The best-laid gardening plans - and boy do I make organized gardening plans - sometimes come to naught. In fact, that’s one of the greatest appeals of gardening in my world. It’s a lesson in patience and a reminder of all the ways that I am not in charge of the world and must make do with the cards I am dealt. Case in point: this section of my backyard garden patch.
I tilled it a few years back and gave a try at planting carrots back here. There wasn’t much of a harvest. That fall, I laid out some fertilizer and the following spring I planted zinnias in this patch. I had some flowers but not as many as I would have liked. Again, I concluded that the soil was poor. That fall, I tried a deeper tilling and discovered that the area has fill dirt and layer of concrete just about a foot below the fill. That’s great soil for growing weeds and grass but no good for carrots or zinnias. At first, I thought that the patch would simply lay fallow this summer.

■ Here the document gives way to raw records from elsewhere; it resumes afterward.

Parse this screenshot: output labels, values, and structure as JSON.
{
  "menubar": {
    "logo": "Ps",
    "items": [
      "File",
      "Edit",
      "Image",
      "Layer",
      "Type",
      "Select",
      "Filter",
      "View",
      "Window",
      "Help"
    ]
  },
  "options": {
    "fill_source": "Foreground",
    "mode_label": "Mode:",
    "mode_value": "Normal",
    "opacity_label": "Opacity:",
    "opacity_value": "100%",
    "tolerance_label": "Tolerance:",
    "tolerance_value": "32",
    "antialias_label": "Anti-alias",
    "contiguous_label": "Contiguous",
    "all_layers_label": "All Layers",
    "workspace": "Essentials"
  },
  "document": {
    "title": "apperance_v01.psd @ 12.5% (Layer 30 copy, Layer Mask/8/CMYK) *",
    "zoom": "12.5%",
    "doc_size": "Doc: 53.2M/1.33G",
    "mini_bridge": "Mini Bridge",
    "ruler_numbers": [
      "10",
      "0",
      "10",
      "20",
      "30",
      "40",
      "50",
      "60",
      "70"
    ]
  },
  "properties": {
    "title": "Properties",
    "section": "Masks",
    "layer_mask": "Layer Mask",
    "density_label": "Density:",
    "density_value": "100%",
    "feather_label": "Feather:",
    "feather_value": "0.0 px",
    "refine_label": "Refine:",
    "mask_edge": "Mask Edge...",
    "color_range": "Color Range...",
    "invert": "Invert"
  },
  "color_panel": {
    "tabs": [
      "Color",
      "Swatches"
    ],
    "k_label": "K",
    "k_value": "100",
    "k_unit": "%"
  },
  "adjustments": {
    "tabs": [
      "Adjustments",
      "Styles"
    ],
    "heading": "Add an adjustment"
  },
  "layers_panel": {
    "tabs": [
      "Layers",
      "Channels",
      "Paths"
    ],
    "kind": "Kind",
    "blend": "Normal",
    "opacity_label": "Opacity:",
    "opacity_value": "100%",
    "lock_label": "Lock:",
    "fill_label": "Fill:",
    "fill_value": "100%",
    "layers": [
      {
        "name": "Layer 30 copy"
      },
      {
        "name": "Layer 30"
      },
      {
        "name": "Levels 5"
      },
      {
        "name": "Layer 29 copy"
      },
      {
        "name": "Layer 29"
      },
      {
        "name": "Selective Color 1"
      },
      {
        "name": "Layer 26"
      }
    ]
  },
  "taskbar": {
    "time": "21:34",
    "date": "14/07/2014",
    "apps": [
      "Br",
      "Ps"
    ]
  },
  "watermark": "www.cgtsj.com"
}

Then I got a new plan.
I’ve always thought it would be nice to sit out here and admire the garden in the late afternoon shade. Now I can do just that. Presenting my backyard garden shady glen.
Next to the chairs is the section of the garden I’ve devoted to perennial plants: hostas, rosebushes, a hydrangea, and a patch of gladiola bulbs. It awaits a layer of mulch, a task for next week, when I plan to take a few days off. The rest is my annual garden with tomatoes, cukes, herbs, rows of zinnias, and the annual dahlia bulbs.
It’s a peaceful refuge back here amongst the thick green foliage of my fruit trees and my garden. I can admire the plants I’ve cultivated. It’s a comfy spot for enjoying a cold glass of iced tea, reading a good book and enjoying an afternoon doze. If I play my cards right, I might even see the mama bunny who lives with her babies under the hedge. It’s summer and there is time enough to watch my flowers grow and my tomatoes ripen. That’s happy.